Advice from Kate Palmer, HR Advice Director at Peninsula
With April only a few weeks away, employers need to be aware that some legislative changes are imminent, as well as some key details that should be considered when entering into minimum wages and contracting. With this in mind, here are five important changes in labor law that employers must take into account.
- ET Compensation Awards and Rates
It has been confirmed that the labor court’s compensation rates will increase from April 6, 2021. From that date, the maximum weekly wage for layoffs will increase from £ 538 to £ 544. However, the statutory warranty is £ 30.
This is important for tribunal claims purposes as it means that the maximum statutory dismissal pay as well as the base termination pay are now both £ 16,320. Unjustified Dismissal Compensation, which is designed to compensate the applicant for past and future losses attributable to the dismissal, is a maximum of 52 weeks, subject to a new maximum of £ 89,493.

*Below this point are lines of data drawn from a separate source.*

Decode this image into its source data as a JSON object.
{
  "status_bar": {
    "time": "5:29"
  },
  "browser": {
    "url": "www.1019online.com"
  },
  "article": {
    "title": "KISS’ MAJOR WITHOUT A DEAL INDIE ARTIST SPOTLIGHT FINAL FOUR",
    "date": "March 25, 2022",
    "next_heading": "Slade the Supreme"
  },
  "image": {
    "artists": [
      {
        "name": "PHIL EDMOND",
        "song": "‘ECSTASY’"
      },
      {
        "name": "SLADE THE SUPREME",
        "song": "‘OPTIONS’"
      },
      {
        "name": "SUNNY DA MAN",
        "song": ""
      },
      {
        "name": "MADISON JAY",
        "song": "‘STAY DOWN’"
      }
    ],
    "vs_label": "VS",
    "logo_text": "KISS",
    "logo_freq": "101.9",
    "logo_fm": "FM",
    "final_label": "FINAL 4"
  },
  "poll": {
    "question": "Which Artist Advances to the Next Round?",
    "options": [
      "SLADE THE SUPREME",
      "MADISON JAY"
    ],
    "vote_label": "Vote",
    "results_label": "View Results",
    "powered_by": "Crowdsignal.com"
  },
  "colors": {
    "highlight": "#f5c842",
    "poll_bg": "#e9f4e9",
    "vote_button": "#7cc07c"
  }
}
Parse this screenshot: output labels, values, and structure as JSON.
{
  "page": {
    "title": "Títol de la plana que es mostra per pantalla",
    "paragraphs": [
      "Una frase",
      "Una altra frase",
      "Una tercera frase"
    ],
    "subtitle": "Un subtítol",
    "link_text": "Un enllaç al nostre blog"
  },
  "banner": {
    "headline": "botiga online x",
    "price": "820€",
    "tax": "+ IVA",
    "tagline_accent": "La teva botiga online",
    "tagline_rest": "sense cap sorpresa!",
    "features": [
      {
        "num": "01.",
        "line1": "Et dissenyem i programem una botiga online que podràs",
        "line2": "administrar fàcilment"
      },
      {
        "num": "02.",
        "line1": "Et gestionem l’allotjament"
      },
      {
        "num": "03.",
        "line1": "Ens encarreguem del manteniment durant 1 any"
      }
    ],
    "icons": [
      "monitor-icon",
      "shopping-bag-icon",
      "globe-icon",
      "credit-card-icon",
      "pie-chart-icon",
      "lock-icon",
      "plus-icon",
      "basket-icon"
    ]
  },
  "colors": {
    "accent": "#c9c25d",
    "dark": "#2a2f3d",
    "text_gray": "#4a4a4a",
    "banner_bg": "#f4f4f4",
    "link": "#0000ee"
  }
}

The maximum amount of Additional Unjustified Dismissal Grant set to compensate applicants if employers fail to comply with a court order for reinstatement, taking into account average weekly earnings, will increase to £ 28,288.
Employers are responsible for paying statutory sick pay (SSP) to eligible employees. The current rate has been £ 95.85 per week since April 6, 2020 and is expected to increase to £ 96.35 from April 6, 2021. The lower limit of income in relation to eligibility for statutory payments should remain the same at £ 120 per week.
The weekly rates of statutory family leave – e.g. B. Maternity / Paternity Leave etc – will increase by 77p per week from £ 151.20 per week to £ 151.97 per week on April 4th 2021.
From April 1, 2021, the national minimum wage rates are also expected to rise. The new hourly rates are as follows:
- Workers 23 and over (National Living Wage) – £ 8.91
- Workers aged 21 to 22 – £ 8.36
- Development rates for workers aged 18 to 20 – £ 6.56
- Young Worker Price for workers aged 16-17 – £ 4.62
- Apprentices under 19 or over 19 and first year apprenticeship – £ 4.30.
- As shown above, the National Living Wage (NLW) threshold drops to all people aged 23 and over. Currently, the NLW is only payable to people aged 25 and over.
IR35 legislation, which aims to ensure that contractors pay the appropriate amount of tax, is also changing for some private sector companies.
Currently, most contractors have to determine their own status as an employee or a contractor. From April 6, 2021, however, this liability will be transferred to medium-sized and large customers. Smaller customers are exempt from this obligation and the contractor remains responsible for determining his own tax status.
As of April 2021, there are many changes to get used to, but employers need to understand each element of those changes and seek further advice if they are unsure about aspects of the laws in these areas.